*** Input material Section Begins ***
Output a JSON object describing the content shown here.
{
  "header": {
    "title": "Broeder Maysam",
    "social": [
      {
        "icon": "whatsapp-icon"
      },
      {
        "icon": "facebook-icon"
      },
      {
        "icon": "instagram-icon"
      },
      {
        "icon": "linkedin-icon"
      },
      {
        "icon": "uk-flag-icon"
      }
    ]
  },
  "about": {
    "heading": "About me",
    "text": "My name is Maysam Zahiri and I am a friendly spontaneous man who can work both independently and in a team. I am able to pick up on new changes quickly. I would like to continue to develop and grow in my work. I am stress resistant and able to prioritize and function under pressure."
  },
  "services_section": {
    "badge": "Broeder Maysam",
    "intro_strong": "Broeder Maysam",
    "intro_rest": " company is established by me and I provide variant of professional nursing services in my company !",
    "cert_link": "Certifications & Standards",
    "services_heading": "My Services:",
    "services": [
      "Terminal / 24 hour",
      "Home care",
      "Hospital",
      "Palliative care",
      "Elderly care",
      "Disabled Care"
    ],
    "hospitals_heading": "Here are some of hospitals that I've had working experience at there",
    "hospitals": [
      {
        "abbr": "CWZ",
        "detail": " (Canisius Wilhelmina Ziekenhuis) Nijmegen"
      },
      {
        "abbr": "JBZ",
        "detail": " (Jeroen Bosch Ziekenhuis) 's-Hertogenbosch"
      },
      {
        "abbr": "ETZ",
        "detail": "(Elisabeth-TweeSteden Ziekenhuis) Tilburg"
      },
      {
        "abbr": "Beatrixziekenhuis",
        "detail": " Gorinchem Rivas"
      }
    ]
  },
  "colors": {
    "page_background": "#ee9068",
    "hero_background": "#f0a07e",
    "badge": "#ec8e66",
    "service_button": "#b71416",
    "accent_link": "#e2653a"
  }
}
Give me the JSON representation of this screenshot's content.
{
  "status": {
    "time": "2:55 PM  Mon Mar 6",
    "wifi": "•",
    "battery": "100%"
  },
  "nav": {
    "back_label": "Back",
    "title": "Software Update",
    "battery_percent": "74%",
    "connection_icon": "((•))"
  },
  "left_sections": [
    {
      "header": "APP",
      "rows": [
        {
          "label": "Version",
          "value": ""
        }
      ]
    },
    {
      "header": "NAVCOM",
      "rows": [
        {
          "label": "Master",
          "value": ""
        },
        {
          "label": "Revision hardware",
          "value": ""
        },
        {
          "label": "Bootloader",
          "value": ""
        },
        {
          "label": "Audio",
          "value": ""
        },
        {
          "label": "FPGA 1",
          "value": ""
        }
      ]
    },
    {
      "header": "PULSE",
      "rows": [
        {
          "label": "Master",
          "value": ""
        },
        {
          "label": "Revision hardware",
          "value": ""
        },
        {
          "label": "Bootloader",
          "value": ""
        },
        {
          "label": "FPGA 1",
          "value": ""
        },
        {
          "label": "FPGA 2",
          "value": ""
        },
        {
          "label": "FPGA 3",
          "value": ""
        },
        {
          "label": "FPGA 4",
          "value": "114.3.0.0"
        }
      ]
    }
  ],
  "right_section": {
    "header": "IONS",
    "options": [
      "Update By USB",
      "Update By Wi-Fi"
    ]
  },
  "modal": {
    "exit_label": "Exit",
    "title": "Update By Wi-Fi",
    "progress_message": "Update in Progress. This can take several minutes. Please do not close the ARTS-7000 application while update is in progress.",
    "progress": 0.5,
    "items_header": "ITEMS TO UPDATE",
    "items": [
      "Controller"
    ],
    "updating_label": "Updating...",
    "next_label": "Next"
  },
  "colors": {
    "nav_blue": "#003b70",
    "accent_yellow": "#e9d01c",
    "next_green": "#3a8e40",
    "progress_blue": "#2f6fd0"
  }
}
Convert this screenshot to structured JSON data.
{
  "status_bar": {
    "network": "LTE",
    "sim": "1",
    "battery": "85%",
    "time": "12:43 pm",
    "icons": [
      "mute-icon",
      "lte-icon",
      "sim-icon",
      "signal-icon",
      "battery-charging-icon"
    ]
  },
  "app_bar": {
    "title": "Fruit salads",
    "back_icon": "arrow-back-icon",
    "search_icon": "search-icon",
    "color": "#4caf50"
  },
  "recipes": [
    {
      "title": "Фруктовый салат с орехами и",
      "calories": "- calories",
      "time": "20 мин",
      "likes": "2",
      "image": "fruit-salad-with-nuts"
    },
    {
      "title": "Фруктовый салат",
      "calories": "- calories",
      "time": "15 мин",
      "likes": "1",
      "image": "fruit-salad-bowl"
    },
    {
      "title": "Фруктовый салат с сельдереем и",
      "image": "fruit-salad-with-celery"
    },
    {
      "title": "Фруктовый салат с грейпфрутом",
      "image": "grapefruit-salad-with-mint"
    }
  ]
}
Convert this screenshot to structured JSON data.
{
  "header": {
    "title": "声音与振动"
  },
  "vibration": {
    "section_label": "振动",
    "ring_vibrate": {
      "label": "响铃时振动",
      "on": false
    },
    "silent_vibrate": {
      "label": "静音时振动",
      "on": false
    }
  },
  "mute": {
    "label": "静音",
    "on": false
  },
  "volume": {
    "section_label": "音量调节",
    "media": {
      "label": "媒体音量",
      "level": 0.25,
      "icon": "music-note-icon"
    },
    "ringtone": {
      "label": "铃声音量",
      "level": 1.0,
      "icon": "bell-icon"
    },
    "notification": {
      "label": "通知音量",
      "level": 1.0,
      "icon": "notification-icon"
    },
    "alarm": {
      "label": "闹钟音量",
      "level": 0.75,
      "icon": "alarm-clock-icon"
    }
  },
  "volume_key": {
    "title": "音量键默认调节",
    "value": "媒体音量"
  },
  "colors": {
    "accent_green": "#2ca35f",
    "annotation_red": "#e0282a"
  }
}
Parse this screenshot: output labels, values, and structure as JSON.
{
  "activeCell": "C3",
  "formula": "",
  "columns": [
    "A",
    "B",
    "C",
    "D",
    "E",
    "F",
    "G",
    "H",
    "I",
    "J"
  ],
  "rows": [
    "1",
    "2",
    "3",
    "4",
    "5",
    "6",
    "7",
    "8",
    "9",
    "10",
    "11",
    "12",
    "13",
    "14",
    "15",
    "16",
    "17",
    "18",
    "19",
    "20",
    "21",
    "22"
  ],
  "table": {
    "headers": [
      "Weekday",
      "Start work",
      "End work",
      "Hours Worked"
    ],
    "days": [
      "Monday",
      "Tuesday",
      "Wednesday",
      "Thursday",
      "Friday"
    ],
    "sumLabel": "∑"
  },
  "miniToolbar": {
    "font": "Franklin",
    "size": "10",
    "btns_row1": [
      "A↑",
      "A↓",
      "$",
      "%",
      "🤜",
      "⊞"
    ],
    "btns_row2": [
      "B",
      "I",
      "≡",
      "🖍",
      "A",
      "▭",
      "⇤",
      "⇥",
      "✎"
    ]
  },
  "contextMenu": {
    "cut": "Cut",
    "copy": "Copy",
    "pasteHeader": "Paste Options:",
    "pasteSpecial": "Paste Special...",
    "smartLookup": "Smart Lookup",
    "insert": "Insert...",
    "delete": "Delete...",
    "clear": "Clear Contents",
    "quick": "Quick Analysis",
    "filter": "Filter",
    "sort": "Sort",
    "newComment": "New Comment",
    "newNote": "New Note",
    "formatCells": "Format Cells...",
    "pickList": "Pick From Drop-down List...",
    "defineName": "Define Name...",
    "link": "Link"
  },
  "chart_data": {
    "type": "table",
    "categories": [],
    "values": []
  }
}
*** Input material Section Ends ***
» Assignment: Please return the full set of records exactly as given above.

» Solution to the problem:
Output a JSON object describing the content shown here.
{
  "header": {
    "title": "Broeder Maysam",
    "social": [
      {
        "icon": "whatsapp-icon"
      },
      {
        "icon": "facebook-icon"
      },
      {
        "icon": "instagram-icon"
      },
      {
        "icon": "linkedin-icon"
      },
      {
        "icon": "uk-flag-icon"
      }
    ]
  },
  "about": {
    "heading": "About me",
    "text": "My name is Maysam Zahiri and I am a friendly spontaneous man who can work both independently and in a team. I am able to pick up on new changes quickly. I would like to continue to develop and grow in my work. I am stress resistant and able to prioritize and function under pressure."
  },
  "services_section": {
    "badge": "Broeder Maysam",
    "intro_strong": "Broeder Maysam",
    "intro_rest": " company is established by me and I provide variant of professional nursing services in my company !",
    "cert_link": "Certifications & Standards",
    "services_heading": "My Services:",
    "services": [
      "Terminal / 24 hour",
      "Home care",
      "Hospital",
      "Palliative care",
      "Elderly care",
      "Disabled Care"
    ],
    "hospitals_heading": "Here are some of hospitals that I've had working experience at there",
    "hospitals": [
      {
        "abbr": "CWZ",
        "detail": " (Canisius Wilhelmina Ziekenhuis) Nijmegen"
      },
      {
        "abbr": "JBZ",
        "detail": " (Jeroen Bosch Ziekenhuis) 's-Hertogenbosch"
      },
      {
        "abbr": "ETZ",
        "detail": "(Elisabeth-TweeSteden Ziekenhuis) Tilburg"
      },
      {
        "abbr": "Beatrixziekenhuis",
        "detail": " Gorinchem Rivas"
      }
    ]
  },
  "colors": {
    "page_background": "#ee9068",
    "hero_background": "#f0a07e",
    "badge": "#ec8e66",
    "service_button": "#b71416",
    "accent_link": "#e2653a"
  }
}
Give me the JSON representation of this screenshot's content.
{
  "status": {
    "time": "2:55 PM  Mon Mar 6",
    "wifi": "•",
    "battery": "100%"
  },
  "nav": {
    "back_label": "Back",
    "title": "Software Update",
    "battery_percent": "74%",
    "connection_icon": "((•))"
  },
  "left_sections": [
    {
      "header": "APP",
      "rows": [
        {
          "label": "Version",
          "value": ""
        }
      ]
    },
    {
      "header": "NAVCOM",
      "rows": [
        {
          "label": "Master",
          "value": ""
        },
        {
          "label": "Revision hardware",
          "value": ""
        },
        {
          "label": "Bootloader",
          "value": ""
        },
        {
          "label": "Audio",
          "value": ""
        },
        {
          "label": "FPGA 1",
          "value": ""
        }
      ]
    },
    {
      "header": "PULSE",
      "rows": [
        {
          "label": "Master",
          "value": ""
        },
        {
          "label": "Revision hardware",
          "value": ""
        },
        {
          "label": "Bootloader",
          "value": ""
        },
        {
          "label": "FPGA 1",
          "value": ""
        },
        {
          "label": "FPGA 2",
          "value": ""
        },
        {
          "label": "FPGA 3",
          "value": ""
        },
        {
          "label": "FPGA 4",
          "value": "114.3.0.0"
        }
      ]
    }
  ],
  "right_section": {
    "header": "IONS",
    "options": [
      "Update By USB",
      "Update By Wi-Fi"
    ]
  },
  "modal": {
    "exit_label": "Exit",
    "title": "Update By Wi-Fi",
    "progress_message": "Update in Progress. This can take several minutes. Please do not close the ARTS-7000 application while update is in progress.",
    "progress": 0.5,
    "items_header": "ITEMS TO UPDATE",
    "items": [
      "Controller"
    ],
    "updating_label": "Updating...",
    "next_label": "Next"
  },
  "colors": {
    "nav_blue": "#003b70",
    "accent_yellow": "#e9d01c",
    "next_green": "#3a8e40",
    "progress_blue": "#2f6fd0"
  }
}
Convert this screenshot to structured JSON data.
{
  "status_bar": {
    "network": "LTE",
    "sim": "1",
    "battery": "85%",
    "time": "12:43 pm",
    "icons": [
      "mute-icon",
      "lte-icon",
      "sim-icon",
      "signal-icon",
      "battery-charging-icon"
    ]
  },
  "app_bar": {
    "title": "Fruit salads",
    "back_icon": "arrow-back-icon",
    "search_icon": "search-icon",
    "color": "#4caf50"
  },
  "recipes": [
    {
      "title": "Фруктовый салат с орехами и",
      "calories": "- calories",
      "time": "20 мин",
      "likes": "2",
      "image": "fruit-salad-with-nuts"
    },
    {
      "title": "Фруктовый салат",
      "calories": "- calories",
      "time": "15 мин",
      "likes": "1",
      "image": "fruit-salad-bowl"
    },
    {
      "title": "Фруктовый салат с сельдереем и",
      "image": "fruit-salad-with-celery"
    },
    {
      "title": "Фруктовый салат с грейпфрутом",
      "image": "grapefruit-salad-with-mint"
    }
  ]
}
Convert this screenshot to structured JSON data.
{
  "header": {
    "title": "声音与振动"
  },
  "vibration": {
    "section_label": "振动",
    "ring_vibrate": {
      "label": "响铃时振动",
      "on": false
    },
    "silent_vibrate": {
      "label": "静音时振动",
      "on": false
    }
  },
  "mute": {
    "label": "静音",
    "on": false
  },
  "volume": {
    "section_label": "音量调节",
    "media": {
      "label": "媒体音量",
      "level": 0.25,
      "icon": "music-note-icon"
    },
    "ringtone": {
      "label": "铃声音量",
      "level": 1.0,
      "icon": "bell-icon"
    },
    "notification": {
      "label": "通知音量",
      "level": 1.0,
      "icon": "notification-icon"
    },
    "alarm": {
      "label": "闹钟音量",
      "level": 0.75,
      "icon": "alarm-clock-icon"
    }
  },
  "volume_key": {
    "title": "音量键默认调节",
    "value": "媒体音量"
  },
  "colors": {
    "accent_green": "#2ca35f",
    "annotation_red": "#e0282a"
  }
}
Parse this screenshot: output labels, values, and structure as JSON.
{
  "activeCell": "C3",
  "formula": "",
  "columns": [
    "A",
    "B",
    "C",
    "D",
    "E",
    "F",
    "G",
    "H",
    "I",
    "J"
  ],
  "rows": [
    "1",
    "2",
    "3",
    "4",
    "5",
    "6",
    "7",
    "8",
    "9",
    "10",
    "11",
    "12",
    "13",
    "14",
    "15",
    "16",
    "17",
    "18",
    "19",
    "20",
    "21",
    "22"
  ],
  "table": {
    "headers": [
      "Weekday",
      "Start work",
      "End work",
      "Hours Worked"
    ],
    "days": [
      "Monday",
      "Tuesday",
      "Wednesday",
      "Thursday",
      "Friday"
    ],
    "sumLabel": "∑"
  },
  "miniToolbar": {
    "font": "Franklin",
    "size": "10",
    "btns_row1": [
      "A↑",
      "A↓",
      "$",
      "%",
      "🤜",
      "⊞"
    ],
    "btns_row2": [
      "B",
      "I",
      "≡",
      "🖍",
      "A",
      "▭",
      "⇤",
      "⇥",
      "✎"
    ]
  },
  "contextMenu": {
    "cut": "Cut",
    "copy": "Copy",
    "pasteHeader": "Paste Options:",
    "pasteSpecial": "Paste Special...",
    "smartLookup": "Smart Lookup",
    "insert": "Insert...",
    "delete": "Delete...",
    "clear": "Clear Contents",
    "quick": "Quick Analysis",
    "filter": "Filter",
    "sort": "Sort",
    "newComment": "New Comment",
    "newNote": "New Note",
    "formatCells": "Format Cells...",
    "pickList": "Pick From Drop-down List...",
    "defineName": "Define Name...",
    "link": "Link"
  },
  "chart_data": {
    "type": "table",
    "categories": [],
    "values": []
  }
}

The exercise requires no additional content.